◆ Task directions
Copy out the data word for word. The images are not part of the copy.
╔══
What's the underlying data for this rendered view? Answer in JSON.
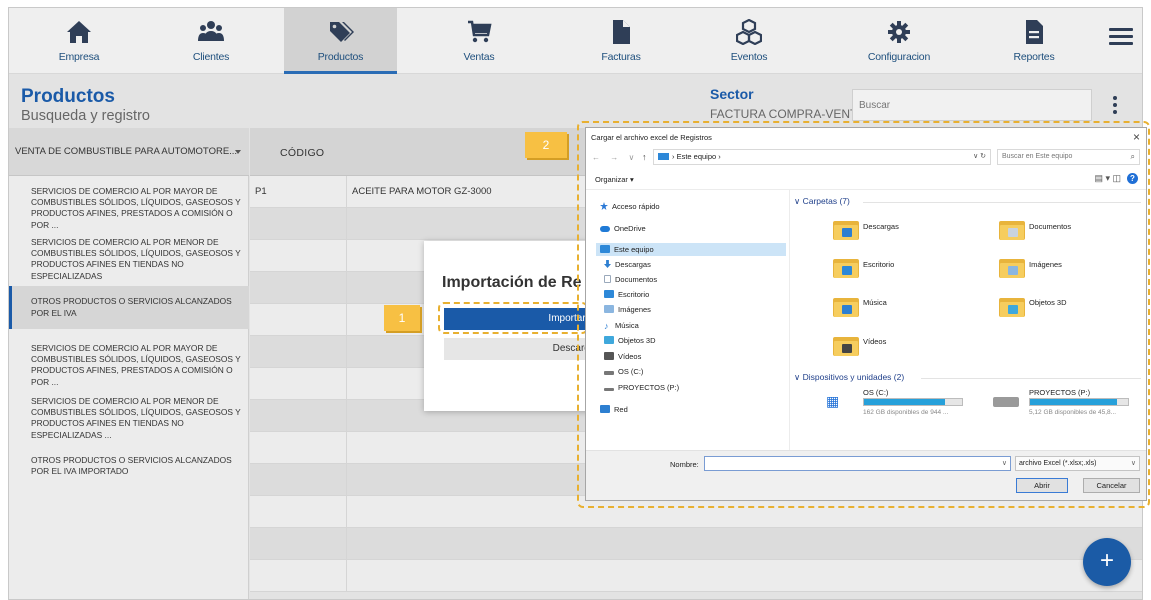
{
  "nav": {
    "items": [
      {
        "label": "Empresa",
        "icon": "home-icon"
      },
      {
        "label": "Clientes",
        "icon": "users-icon"
      },
      {
        "label": "Productos",
        "icon": "tags-icon"
      },
      {
        "label": "Ventas",
        "icon": "cart-icon"
      },
      {
        "label": "Facturas",
        "icon": "file-icon"
      },
      {
        "label": "Eventos",
        "icon": "cubes-icon"
      },
      {
        "label": "Configuracion",
        "icon": "gear-icon"
      },
      {
        "label": "Reportes",
        "icon": "report-icon"
      }
    ],
    "active": "Productos"
  },
  "header": {
    "title": "Productos",
    "subtitle": "Busqueda y registro",
    "sector_label": "Sector",
    "sector_value": "FACTURA COMPRA-VENTA",
    "search_placeholder": "Buscar"
  },
  "sidebar": {
    "selected_sector": "VENTA DE COMBUSTIBLE PARA AUTOMOTORE...",
    "items": [
      {
        "text": "SERVICIOS DE COMERCIO AL POR MAYOR DE COMBUSTIBLES SÓLIDOS, LÍQUIDOS, GASEOSOS Y PRODUCTOS AFINES, PRESTADOS A COMISIÓN O POR ..."
      },
      {
        "text": "SERVICIOS DE COMERCIO AL POR MENOR DE COMBUSTIBLES SÓLIDOS, LÍQUIDOS, GASEOSOS Y PRODUCTOS AFINES EN TIENDAS NO ESPECIALIZADAS"
      },
      {
        "text": "OTROS PRODUCTOS O SERVICIOS ALCANZADOS POR EL IVA"
      },
      {
        "text": "SERVICIOS DE COMERCIO AL POR MAYOR DE COMBUSTIBLES SÓLIDOS, LÍQUIDOS, GASEOSOS Y PRODUCTOS AFINES, PRESTADOS A COMISIÓN O POR ..."
      },
      {
        "text": "SERVICIOS DE COMERCIO AL POR MENOR DE COMBUSTIBLES SÓLIDOS, LÍQUIDOS, GASEOSOS Y PRODUCTOS AFINES EN TIENDAS NO ESPECIALIZADAS ..."
      },
      {
        "text": "OTROS PRODUCTOS O SERVICIOS ALCANZADOS POR EL IVA IMPORTADO"
      }
    ]
  },
  "table": {
    "header_code": "CÓDIGO",
    "rows": [
      {
        "code": "P1",
        "name": "ACEITE PARA MOTOR GZ-3000"
      }
    ]
  },
  "import_modal": {
    "title": "Importación de Re",
    "import_button": "Importar de",
    "download_button": "Descarga"
  },
  "steps": {
    "one": "1",
    "two": "2"
  },
  "file_dialog": {
    "title": "Cargar el archivo excel de Registros",
    "close": "×",
    "nav_arrows": "← → ∨",
    "up_arrow": "↑",
    "address": "› Este equipo ›",
    "address_controls": "∨ ↻",
    "search_placeholder": "Buscar en Este equipo",
    "organize": "Organizar ▾",
    "view_controls": "▤ ▾  ◫",
    "help": "?",
    "tree": [
      {
        "label": "Acceso rápido",
        "color": "#2b79d6"
      },
      {
        "label": "OneDrive",
        "color": "#1f7ad6"
      },
      {
        "label": "Este equipo",
        "color": "#2d88d8",
        "selected": true
      },
      {
        "label": "Descargas",
        "color": "#2d7fd1"
      },
      {
        "label": "Documentos",
        "color": "#9aa9bb"
      },
      {
        "label": "Escritorio",
        "color": "#2d88d8"
      },
      {
        "label": "Imágenes",
        "color": "#8bb6e0"
      },
      {
        "label": "Música",
        "color": "#2d7fd1"
      },
      {
        "label": "Objetos 3D",
        "color": "#3fa8dc"
      },
      {
        "label": "Vídeos",
        "color": "#555555"
      },
      {
        "label": "OS (C:)",
        "color": "#777777"
      },
      {
        "label": "PROYECTOS (P:)",
        "color": "#777777"
      },
      {
        "label": "Red",
        "color": "#2d7fd1"
      }
    ],
    "folders_group": "Carpetas (7)",
    "folders": [
      {
        "label": "Descargas",
        "emblem": "#2d7fd1"
      },
      {
        "label": "Documentos",
        "emblem": "#c9d3df"
      },
      {
        "label": "Escritorio",
        "emblem": "#2d88d8"
      },
      {
        "label": "Imágenes",
        "emblem": "#8bb6e0"
      },
      {
        "label": "Música",
        "emblem": "#2d7fd1"
      },
      {
        "label": "Objetos 3D",
        "emblem": "#3fa8dc"
      },
      {
        "label": "Vídeos",
        "emblem": "#444444"
      }
    ],
    "drives_group": "Dispositivos y unidades (2)",
    "drives": [
      {
        "label": "OS (C:)",
        "free": "162 GB disponibles de 944 ...",
        "used_fraction": 0.83
      },
      {
        "label": "PROYECTOS (P:)",
        "free": "5,12 GB disponibles de 45,8...",
        "used_fraction": 0.89
      }
    ],
    "name_label": "Nombre:",
    "name_value": "",
    "file_type": "archivo Excel (*.xlsx;.xls)",
    "open_button": "Abrir",
    "cancel_button": "Cancelar"
  },
  "fab_label": "+",
  "colors": {
    "accent": "#1a5aa8",
    "step_badge": "#f7c043"
  }
}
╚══
◆ Output for this task
What's the underlying data for this rendered view? Answer in JSON.
{
  "nav": {
    "items": [
      {
        "label": "Empresa",
        "icon": "home-icon"
      },
      {
        "label": "Clientes",
        "icon": "users-icon"
      },
      {
        "label": "Productos",
        "icon": "tags-icon"
      },
      {
        "label": "Ventas",
        "icon": "cart-icon"
      },
      {
        "label": "Facturas",
        "icon": "file-icon"
      },
      {
        "label": "Eventos",
        "icon": "cubes-icon"
      },
      {
        "label": "Configuracion",
        "icon": "gear-icon"
      },
      {
        "label": "Reportes",
        "icon": "report-icon"
      }
    ],
    "active": "Productos"
  },
  "header": {
    "title": "Productos",
    "subtitle": "Busqueda y registro",
    "sector_label": "Sector",
    "sector_value": "FACTURA COMPRA-VENTA",
    "search_placeholder": "Buscar"
  },
  "sidebar": {
    "selected_sector": "VENTA DE COMBUSTIBLE PARA AUTOMOTORE...",
    "items": [
      {
        "text": "SERVICIOS DE COMERCIO AL POR MAYOR DE COMBUSTIBLES SÓLIDOS, LÍQUIDOS, GASEOSOS Y PRODUCTOS AFINES, PRESTADOS A COMISIÓN O POR ..."
      },
      {
        "text": "SERVICIOS DE COMERCIO AL POR MENOR DE COMBUSTIBLES SÓLIDOS, LÍQUIDOS, GASEOSOS Y PRODUCTOS AFINES EN TIENDAS NO ESPECIALIZADAS"
      },
      {
        "text": "OTROS PRODUCTOS O SERVICIOS ALCANZADOS POR EL IVA"
      },
      {
        "text": "SERVICIOS DE COMERCIO AL POR MAYOR DE COMBUSTIBLES SÓLIDOS, LÍQUIDOS, GASEOSOS Y PRODUCTOS AFINES, PRESTADOS A COMISIÓN O POR ..."
      },
      {
        "text": "SERVICIOS DE COMERCIO AL POR MENOR DE COMBUSTIBLES SÓLIDOS, LÍQUIDOS, GASEOSOS Y PRODUCTOS AFINES EN TIENDAS NO ESPECIALIZADAS ..."
      },
      {
        "text": "OTROS PRODUCTOS O SERVICIOS ALCANZADOS POR EL IVA IMPORTADO"
      }
    ]
  },
  "table": {
    "header_code": "CÓDIGO",
    "rows": [
      {
        "code": "P1",
        "name": "ACEITE PARA MOTOR GZ-3000"
      }
    ]
  },
  "import_modal": {
    "title": "Importación de Re",
    "import_button": "Importar de",
    "download_button": "Descarga"
  },
  "steps": {
    "one": "1",
    "two": "2"
  },
  "file_dialog": {
    "title": "Cargar el archivo excel de Registros",
    "close": "×",
    "nav_arrows": "← → ∨",
    "up_arrow": "↑",
    "address": "› Este equipo ›",
    "address_controls": "∨ ↻",
    "search_placeholder": "Buscar en Este equipo",
    "organize": "Organizar ▾",
    "view_controls": "▤ ▾  ◫",
    "help": "?",
    "tree": [
      {
        "label": "Acceso rápido",
        "color": "#2b79d6"
      },
      {
        "label": "OneDrive",
        "color": "#1f7ad6"
      },
      {
        "label": "Este equipo",
        "color": "#2d88d8",
        "selected": true
      },
      {
        "label": "Descargas",
        "color": "#2d7fd1"
      },
      {
        "label": "Documentos",
        "color": "#9aa9bb"
      },
      {
        "label": "Escritorio",
        "color": "#2d88d8"
      },
      {
        "label": "Imágenes",
        "color": "#8bb6e0"
      },
      {
        "label": "Música",
        "color": "#2d7fd1"
      },
      {
        "label": "Objetos 3D",
        "color": "#3fa8dc"
      },
      {
        "label": "Vídeos",
        "color": "#555555"
      },
      {
        "label": "OS (C:)",
        "color": "#777777"
      },
      {
        "label": "PROYECTOS (P:)",
        "color": "#777777"
      },
      {
        "label": "Red",
        "color": "#2d7fd1"
      }
    ],
    "folders_group": "Carpetas (7)",
    "folders": [
      {
        "label": "Descargas",
        "emblem": "#2d7fd1"
      },
      {
        "label": "Documentos",
        "emblem": "#c9d3df"
      },
      {
        "label": "Escritorio",
        "emblem": "#2d88d8"
      },
      {
        "label": "Imágenes",
        "emblem": "#8bb6e0"
      },
      {
        "label": "Música",
        "emblem": "#2d7fd1"
      },
      {
        "label": "Objetos 3D",
        "emblem": "#3fa8dc"
      },
      {
        "label": "Vídeos",
        "emblem": "#444444"
      }
    ],
    "drives_group": "Dispositivos y unidades (2)",
    "drives": [
      {
        "label": "OS (C:)",
        "free": "162 GB disponibles de 944 ...",
        "used_fraction": 0.83
      },
      {
        "label": "PROYECTOS (P:)",
        "free": "5,12 GB disponibles de 45,8...",
        "used_fraction": 0.89
      }
    ],
    "name_label": "Nombre:",
    "name_value": "",
    "file_type": "archivo Excel (*.xlsx;.xls)",
    "open_button": "Abrir",
    "cancel_button": "Cancelar"
  },
  "fab_label": "+",
  "colors": {
    "accent": "#1a5aa8",
    "step_badge": "#f7c043"
  }
}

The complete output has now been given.